→ Exercise goal: Where does the word "Upload" appear in the entries below? Copy each line that holds it.

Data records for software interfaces
────────────────

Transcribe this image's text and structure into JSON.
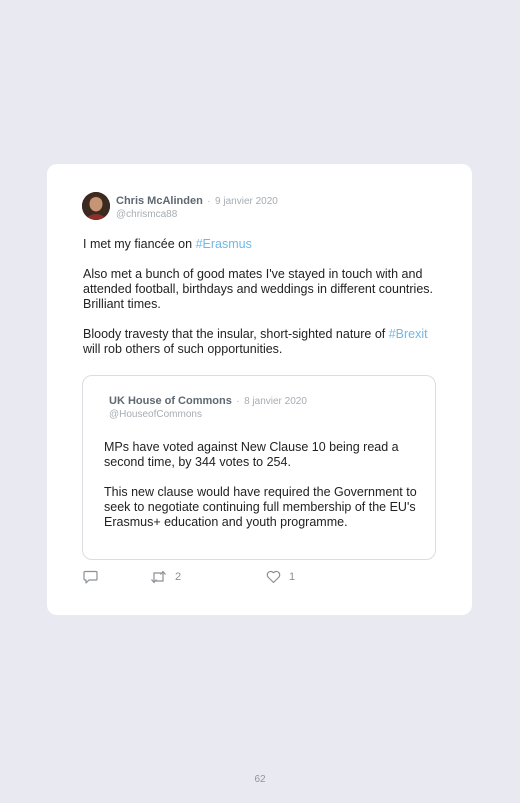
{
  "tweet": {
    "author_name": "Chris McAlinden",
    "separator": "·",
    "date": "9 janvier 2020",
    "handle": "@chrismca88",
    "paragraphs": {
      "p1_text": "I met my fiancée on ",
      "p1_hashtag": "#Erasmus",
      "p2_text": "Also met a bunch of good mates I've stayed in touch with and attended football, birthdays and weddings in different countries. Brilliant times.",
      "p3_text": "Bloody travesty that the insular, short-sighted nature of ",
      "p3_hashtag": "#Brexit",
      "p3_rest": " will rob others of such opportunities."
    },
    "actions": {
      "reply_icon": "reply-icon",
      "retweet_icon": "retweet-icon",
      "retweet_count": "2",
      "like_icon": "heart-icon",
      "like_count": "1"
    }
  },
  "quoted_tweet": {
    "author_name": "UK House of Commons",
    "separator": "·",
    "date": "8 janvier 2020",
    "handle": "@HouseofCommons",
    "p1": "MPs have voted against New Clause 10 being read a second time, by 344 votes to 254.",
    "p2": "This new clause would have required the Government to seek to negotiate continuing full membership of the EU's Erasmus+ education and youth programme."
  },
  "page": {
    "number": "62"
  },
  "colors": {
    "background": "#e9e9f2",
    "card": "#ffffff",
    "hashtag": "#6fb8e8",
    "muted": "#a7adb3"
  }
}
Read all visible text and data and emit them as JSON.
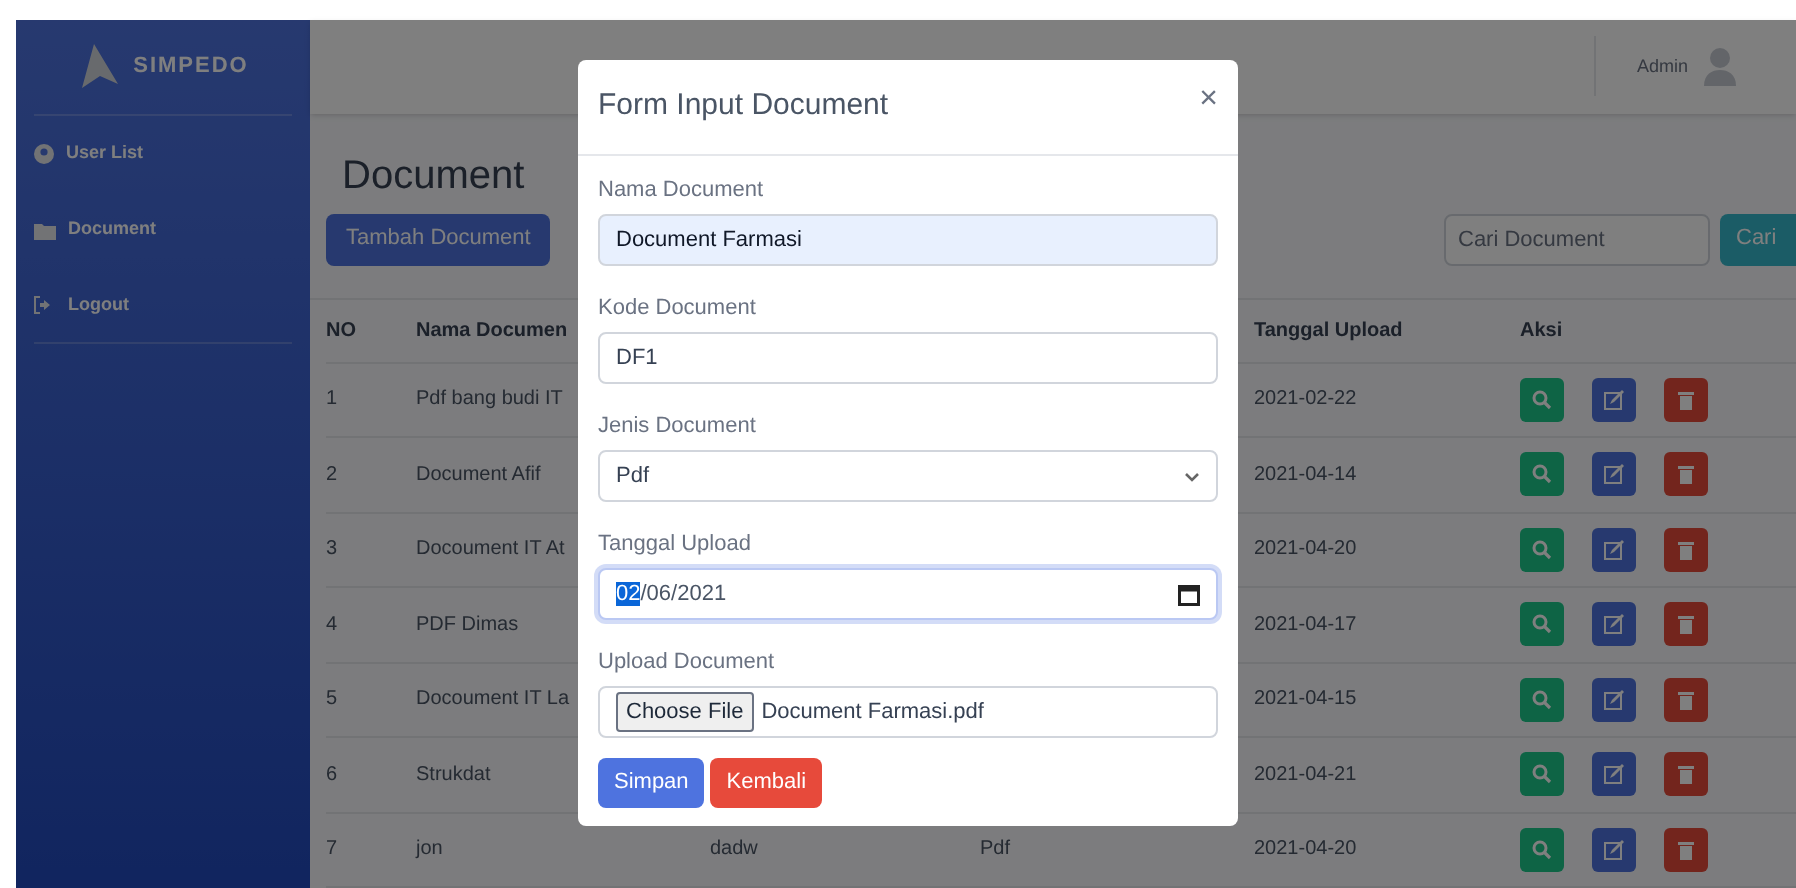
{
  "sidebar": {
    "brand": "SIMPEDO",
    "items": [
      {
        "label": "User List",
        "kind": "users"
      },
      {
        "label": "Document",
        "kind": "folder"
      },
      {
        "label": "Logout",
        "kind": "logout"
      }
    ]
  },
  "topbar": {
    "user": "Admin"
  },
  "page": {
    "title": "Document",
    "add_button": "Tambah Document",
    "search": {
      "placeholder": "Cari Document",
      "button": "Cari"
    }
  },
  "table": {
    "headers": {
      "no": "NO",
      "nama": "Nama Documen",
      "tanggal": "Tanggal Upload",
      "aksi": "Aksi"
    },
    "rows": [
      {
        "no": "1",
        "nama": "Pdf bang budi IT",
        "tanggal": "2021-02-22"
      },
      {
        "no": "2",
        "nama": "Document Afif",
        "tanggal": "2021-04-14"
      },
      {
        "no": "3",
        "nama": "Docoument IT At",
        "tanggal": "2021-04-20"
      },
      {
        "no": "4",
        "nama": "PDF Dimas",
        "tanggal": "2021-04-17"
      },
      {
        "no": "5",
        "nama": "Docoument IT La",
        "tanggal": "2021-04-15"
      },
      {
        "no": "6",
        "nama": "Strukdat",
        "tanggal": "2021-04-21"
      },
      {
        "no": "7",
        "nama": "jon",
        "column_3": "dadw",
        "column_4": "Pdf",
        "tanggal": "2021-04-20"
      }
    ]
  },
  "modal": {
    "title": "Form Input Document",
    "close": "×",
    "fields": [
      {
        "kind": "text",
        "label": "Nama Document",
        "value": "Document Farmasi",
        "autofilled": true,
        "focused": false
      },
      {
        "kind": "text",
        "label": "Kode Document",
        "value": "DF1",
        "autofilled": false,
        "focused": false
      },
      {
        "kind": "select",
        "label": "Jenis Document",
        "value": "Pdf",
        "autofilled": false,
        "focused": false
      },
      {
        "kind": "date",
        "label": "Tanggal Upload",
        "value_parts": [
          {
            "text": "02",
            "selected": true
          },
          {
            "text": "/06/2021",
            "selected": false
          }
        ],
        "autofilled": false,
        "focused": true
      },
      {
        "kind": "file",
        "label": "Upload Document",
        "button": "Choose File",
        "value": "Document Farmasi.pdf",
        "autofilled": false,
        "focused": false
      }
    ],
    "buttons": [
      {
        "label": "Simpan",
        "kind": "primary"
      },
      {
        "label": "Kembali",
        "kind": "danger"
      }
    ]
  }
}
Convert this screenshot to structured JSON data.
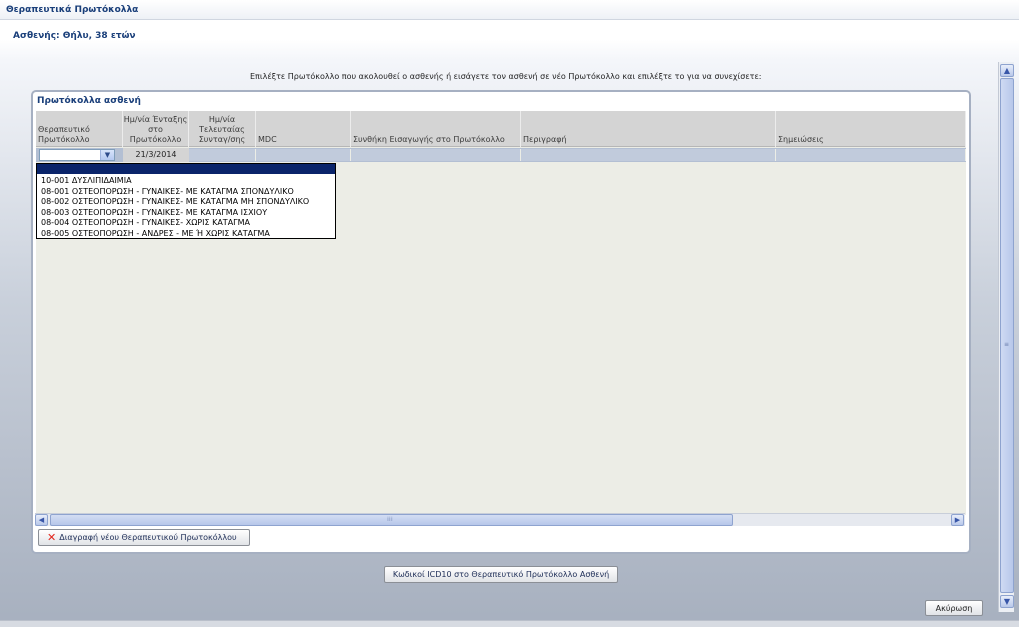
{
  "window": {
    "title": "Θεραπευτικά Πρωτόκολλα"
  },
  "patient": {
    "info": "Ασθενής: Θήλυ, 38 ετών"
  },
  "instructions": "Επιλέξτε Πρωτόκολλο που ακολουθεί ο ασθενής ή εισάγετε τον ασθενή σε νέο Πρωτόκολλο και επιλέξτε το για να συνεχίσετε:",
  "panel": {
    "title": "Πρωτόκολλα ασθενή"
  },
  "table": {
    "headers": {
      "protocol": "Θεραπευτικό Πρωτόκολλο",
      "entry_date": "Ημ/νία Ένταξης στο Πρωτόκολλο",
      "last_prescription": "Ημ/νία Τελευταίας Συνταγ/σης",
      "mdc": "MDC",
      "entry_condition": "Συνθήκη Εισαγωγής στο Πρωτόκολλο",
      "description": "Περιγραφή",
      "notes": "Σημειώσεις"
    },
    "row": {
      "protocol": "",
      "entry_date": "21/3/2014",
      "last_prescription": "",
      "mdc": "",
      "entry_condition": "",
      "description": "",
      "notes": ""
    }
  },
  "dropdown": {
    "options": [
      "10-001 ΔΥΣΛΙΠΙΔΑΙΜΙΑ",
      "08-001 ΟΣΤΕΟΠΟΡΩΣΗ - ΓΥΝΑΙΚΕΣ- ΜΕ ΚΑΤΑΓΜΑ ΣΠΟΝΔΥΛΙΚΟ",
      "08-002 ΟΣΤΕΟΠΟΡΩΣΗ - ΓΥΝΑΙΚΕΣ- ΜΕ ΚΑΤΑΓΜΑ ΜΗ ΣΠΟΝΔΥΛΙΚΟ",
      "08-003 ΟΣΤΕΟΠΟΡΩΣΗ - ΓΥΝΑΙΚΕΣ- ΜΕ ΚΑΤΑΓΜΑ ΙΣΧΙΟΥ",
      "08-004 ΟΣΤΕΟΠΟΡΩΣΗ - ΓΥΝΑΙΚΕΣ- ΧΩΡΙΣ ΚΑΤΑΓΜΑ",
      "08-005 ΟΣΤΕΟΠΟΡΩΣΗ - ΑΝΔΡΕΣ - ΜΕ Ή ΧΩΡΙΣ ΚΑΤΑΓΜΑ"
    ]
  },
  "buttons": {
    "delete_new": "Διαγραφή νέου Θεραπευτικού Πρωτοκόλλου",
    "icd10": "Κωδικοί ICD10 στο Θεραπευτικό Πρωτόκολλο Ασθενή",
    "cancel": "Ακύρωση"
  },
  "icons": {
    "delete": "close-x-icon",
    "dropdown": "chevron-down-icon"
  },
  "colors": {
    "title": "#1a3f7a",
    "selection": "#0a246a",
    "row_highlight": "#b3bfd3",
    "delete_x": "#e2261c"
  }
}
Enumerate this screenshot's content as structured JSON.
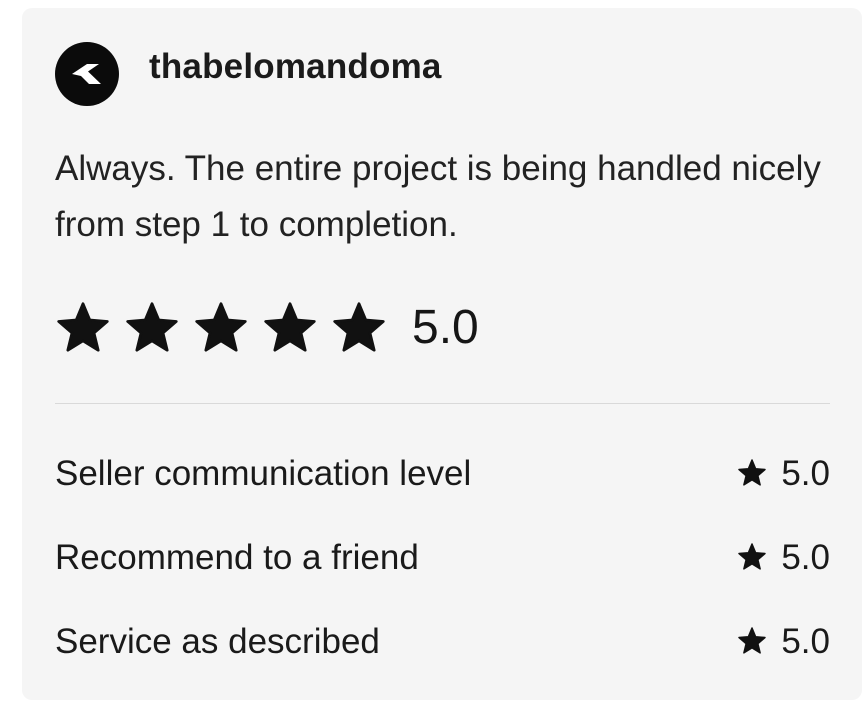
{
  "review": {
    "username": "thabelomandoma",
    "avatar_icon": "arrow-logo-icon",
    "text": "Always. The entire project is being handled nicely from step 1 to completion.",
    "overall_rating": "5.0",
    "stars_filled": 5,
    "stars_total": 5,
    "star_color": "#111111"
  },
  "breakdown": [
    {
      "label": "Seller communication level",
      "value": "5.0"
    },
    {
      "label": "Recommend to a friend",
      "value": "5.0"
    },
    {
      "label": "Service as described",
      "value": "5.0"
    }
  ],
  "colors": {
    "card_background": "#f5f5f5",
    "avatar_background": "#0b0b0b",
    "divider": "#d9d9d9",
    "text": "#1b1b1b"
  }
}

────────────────

→ Reply:
      "tanggal": "Tanggal Upload",
        "label": "Tanggal Upload",
        "label": "Upload Document",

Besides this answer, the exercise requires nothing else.